• _Dataset rows describing interfaces_:
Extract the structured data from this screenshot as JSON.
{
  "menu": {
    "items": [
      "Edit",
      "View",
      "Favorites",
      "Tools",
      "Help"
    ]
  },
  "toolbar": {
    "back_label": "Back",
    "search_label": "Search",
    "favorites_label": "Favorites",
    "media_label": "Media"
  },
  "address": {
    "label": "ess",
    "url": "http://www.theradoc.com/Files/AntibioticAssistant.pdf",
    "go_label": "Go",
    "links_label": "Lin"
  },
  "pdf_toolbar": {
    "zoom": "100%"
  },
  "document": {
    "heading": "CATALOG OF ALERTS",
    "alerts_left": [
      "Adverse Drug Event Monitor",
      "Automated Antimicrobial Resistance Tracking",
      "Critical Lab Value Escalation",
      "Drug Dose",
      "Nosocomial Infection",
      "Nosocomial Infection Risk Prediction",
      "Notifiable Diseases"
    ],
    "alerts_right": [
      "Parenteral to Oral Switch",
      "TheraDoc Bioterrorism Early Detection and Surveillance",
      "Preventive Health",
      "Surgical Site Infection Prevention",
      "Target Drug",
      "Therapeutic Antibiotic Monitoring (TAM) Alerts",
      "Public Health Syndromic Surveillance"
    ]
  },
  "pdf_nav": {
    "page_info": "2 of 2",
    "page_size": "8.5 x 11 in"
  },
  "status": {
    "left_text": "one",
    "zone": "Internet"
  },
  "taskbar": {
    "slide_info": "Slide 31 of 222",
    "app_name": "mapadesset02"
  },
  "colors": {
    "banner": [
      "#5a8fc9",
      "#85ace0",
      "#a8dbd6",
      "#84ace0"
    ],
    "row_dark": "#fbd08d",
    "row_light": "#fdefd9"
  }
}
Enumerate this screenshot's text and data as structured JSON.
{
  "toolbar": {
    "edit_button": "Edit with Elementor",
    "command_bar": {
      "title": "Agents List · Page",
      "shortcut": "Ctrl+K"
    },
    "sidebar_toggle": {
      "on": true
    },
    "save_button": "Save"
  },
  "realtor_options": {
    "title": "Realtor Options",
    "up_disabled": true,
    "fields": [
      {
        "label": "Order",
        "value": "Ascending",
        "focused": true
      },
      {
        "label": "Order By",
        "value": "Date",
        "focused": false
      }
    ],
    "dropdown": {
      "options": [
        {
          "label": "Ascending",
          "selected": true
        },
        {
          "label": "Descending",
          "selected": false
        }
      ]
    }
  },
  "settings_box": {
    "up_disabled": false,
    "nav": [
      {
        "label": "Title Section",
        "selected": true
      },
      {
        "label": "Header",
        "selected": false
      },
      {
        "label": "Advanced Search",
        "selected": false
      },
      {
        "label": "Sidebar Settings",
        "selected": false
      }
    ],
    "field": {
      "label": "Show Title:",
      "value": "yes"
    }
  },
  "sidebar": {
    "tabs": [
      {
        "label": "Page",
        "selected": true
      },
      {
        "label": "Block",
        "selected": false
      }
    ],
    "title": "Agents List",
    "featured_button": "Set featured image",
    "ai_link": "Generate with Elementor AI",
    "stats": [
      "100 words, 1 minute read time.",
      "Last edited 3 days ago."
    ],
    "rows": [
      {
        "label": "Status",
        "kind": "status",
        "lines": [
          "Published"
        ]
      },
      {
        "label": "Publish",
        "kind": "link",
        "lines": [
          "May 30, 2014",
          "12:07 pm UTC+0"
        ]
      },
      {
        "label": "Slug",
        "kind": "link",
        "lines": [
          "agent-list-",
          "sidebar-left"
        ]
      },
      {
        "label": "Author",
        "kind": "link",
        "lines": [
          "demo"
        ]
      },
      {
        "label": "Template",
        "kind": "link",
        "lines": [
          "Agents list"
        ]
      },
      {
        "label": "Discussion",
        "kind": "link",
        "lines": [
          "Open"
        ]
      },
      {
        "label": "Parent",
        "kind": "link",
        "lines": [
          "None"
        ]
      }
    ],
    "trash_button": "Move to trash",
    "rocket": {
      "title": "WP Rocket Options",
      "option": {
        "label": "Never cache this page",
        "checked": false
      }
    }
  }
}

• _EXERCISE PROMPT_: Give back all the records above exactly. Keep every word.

• _RESPONSE AREA_:
Extract the structured data from this screenshot as JSON.
{
  "menu": {
    "items": [
      "Edit",
      "View",
      "Favorites",
      "Tools",
      "Help"
    ]
  },
  "toolbar": {
    "back_label": "Back",
    "search_label": "Search",
    "favorites_label": "Favorites",
    "media_label": "Media"
  },
  "address": {
    "label": "ess",
    "url": "http://www.theradoc.com/Files/AntibioticAssistant.pdf",
    "go_label": "Go",
    "links_label": "Lin"
  },
  "pdf_toolbar": {
    "zoom": "100%"
  },
  "document": {
    "heading": "CATALOG OF ALERTS",
    "alerts_left": [
      "Adverse Drug Event Monitor",
      "Automated Antimicrobial Resistance Tracking",
      "Critical Lab Value Escalation",
      "Drug Dose",
      "Nosocomial Infection",
      "Nosocomial Infection Risk Prediction",
      "Notifiable Diseases"
    ],
    "alerts_right": [
      "Parenteral to Oral Switch",
      "TheraDoc Bioterrorism Early Detection and Surveillance",
      "Preventive Health",
      "Surgical Site Infection Prevention",
      "Target Drug",
      "Therapeutic Antibiotic Monitoring (TAM) Alerts",
      "Public Health Syndromic Surveillance"
    ]
  },
  "pdf_nav": {
    "page_info": "2 of 2",
    "page_size": "8.5 x 11 in"
  },
  "status": {
    "left_text": "one",
    "zone": "Internet"
  },
  "taskbar": {
    "slide_info": "Slide 31 of 222",
    "app_name": "mapadesset02"
  },
  "colors": {
    "banner": [
      "#5a8fc9",
      "#85ace0",
      "#a8dbd6",
      "#84ace0"
    ],
    "row_dark": "#fbd08d",
    "row_light": "#fdefd9"
  }
}
Enumerate this screenshot's text and data as structured JSON.
{
  "toolbar": {
    "edit_button": "Edit with Elementor",
    "command_bar": {
      "title": "Agents List · Page",
      "shortcut": "Ctrl+K"
    },
    "sidebar_toggle": {
      "on": true
    },
    "save_button": "Save"
  },
  "realtor_options": {
    "title": "Realtor Options",
    "up_disabled": true,
    "fields": [
      {
        "label": "Order",
        "value": "Ascending",
        "focused": true
      },
      {
        "label": "Order By",
        "value": "Date",
        "focused": false
      }
    ],
    "dropdown": {
      "options": [
        {
          "label": "Ascending",
          "selected": true
        },
        {
          "label": "Descending",
          "selected": false
        }
      ]
    }
  },
  "settings_box": {
    "up_disabled": false,
    "nav": [
      {
        "label": "Title Section",
        "selected": true
      },
      {
        "label": "Header",
        "selected": false
      },
      {
        "label": "Advanced Search",
        "selected": false
      },
      {
        "label": "Sidebar Settings",
        "selected": false
      }
    ],
    "field": {
      "label": "Show Title:",
      "value": "yes"
    }
  },
  "sidebar": {
    "tabs": [
      {
        "label": "Page",
        "selected": true
      },
      {
        "label": "Block",
        "selected": false
      }
    ],
    "title": "Agents List",
    "featured_button": "Set featured image",
    "ai_link": "Generate with Elementor AI",
    "stats": [
      "100 words, 1 minute read time.",
      "Last edited 3 days ago."
    ],
    "rows": [
      {
        "label": "Status",
        "kind": "status",
        "lines": [
          "Published"
        ]
      },
      {
        "label": "Publish",
        "kind": "link",
        "lines": [
          "May 30, 2014",
          "12:07 pm UTC+0"
        ]
      },
      {
        "label": "Slug",
        "kind": "link",
        "lines": [
          "agent-list-",
          "sidebar-left"
        ]
      },
      {
        "label": "Author",
        "kind": "link",
        "lines": [
          "demo"
        ]
      },
      {
        "label": "Template",
        "kind": "link",
        "lines": [
          "Agents list"
        ]
      },
      {
        "label": "Discussion",
        "kind": "link",
        "lines": [
          "Open"
        ]
      },
      {
        "label": "Parent",
        "kind": "link",
        "lines": [
          "None"
        ]
      }
    ],
    "trash_button": "Move to trash",
    "rocket": {
      "title": "WP Rocket Options",
      "option": {
        "label": "Never cache this page",
        "checked": false
      }
    }
  }
}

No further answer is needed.